“…I am interested here only in the dedicated man, and in particular to the dedicated designer, the man for whom his work is an exploration of himself and his needs, the self which is ultimately so similar to that of his fellow men.  All work done without this degree of involvement must be superficial or mediocre.”

The Duckworths emigrated to the USA in the 1960s, and Aidron taught sculpture at Syracuse University, NY. He eventually settled in New Hampshire, and practised as an artist and taught there for the remainder of his life.

Aidron Duckworth died in 2001, still a citizen of the UK, living and working in the US. He had established a trust in New Hampshire for the preservation and presentation of his work, in the old school house that had been his home and studio. This has become the Aidron Duckworth Art Museum, which is maintained by the Aidron Duckworth Art Preservation Trust of 1997. The general mission of the charitable trust is to promote the appreciation, practice and teaching of art, for the benefit of the community.

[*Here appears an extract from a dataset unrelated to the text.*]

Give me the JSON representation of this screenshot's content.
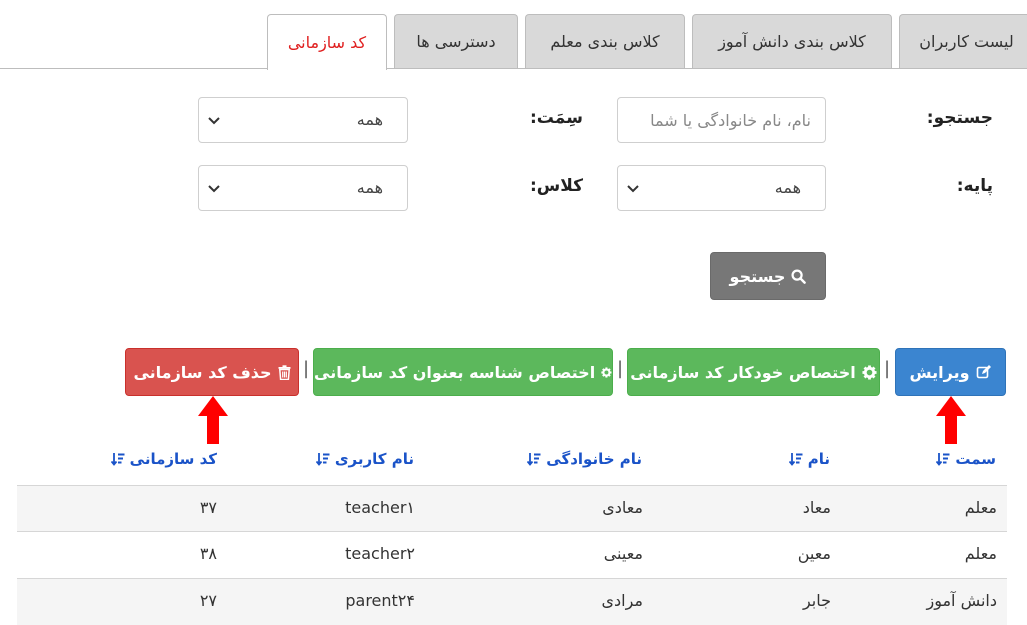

With thanks to the Aidron Duckworth Art Museum for biographical details and images.


The photographs included here date from Duckworth’s time teaching at Kingston School of Art:

#4 Kingston School of Art student work by Simon Carrier_ chair copy

Square mild steel tube, beech, foam rubber & velour rocking chair by Kingston student, Simon Carrier. (photo by Aidron Duckworth)

#5 Kingston student _cabinet by Stephen Hogbin copy

Small wardrobe with sliding doors on mild steel base, by Kingston student, Stephen Hobgin. (photo by Aidron Duckworth)

#16 Tall Chair  by Aidron Duckworth copy

Fibreglass & steel tall chair by Aidron Duckworth.

#1 kingston design student copy

Student in front of blackboard, Kingston 3D Design (Photo Bernard Alfieri)

#3 kingston students design class copy

Student soldering, Kingston 3D Design workshops, 1950s. (Photo Bernard Alfieri)

#8Kingston student work_sculptural #1

Kingston student work, abstract metal piece #1.  (photo by Aidron Duckworth.)

#9Kingston student_cabinet copy

Kingston student work, cabinet.  (photo by Aidron Duckworth.)

#10 Kingston student_desk copy

Kingston student work, desk.  (photo by Aidron Duckworth.)

#11 Kingston student_sculpture #2.

Kingston student work, abstract metal piece #2.  (photo by Aidron Duckworth.)

#12 student work_ Kingston #3. copy

Kingston student work, abstract metal piece #3.  (photo Copyright, Feb. 5, 1962, by John Donat.)

#2 Kingston student copy

Student at drafting board, Kingston School of Art c.1950s (Photo Bernard Alfieri)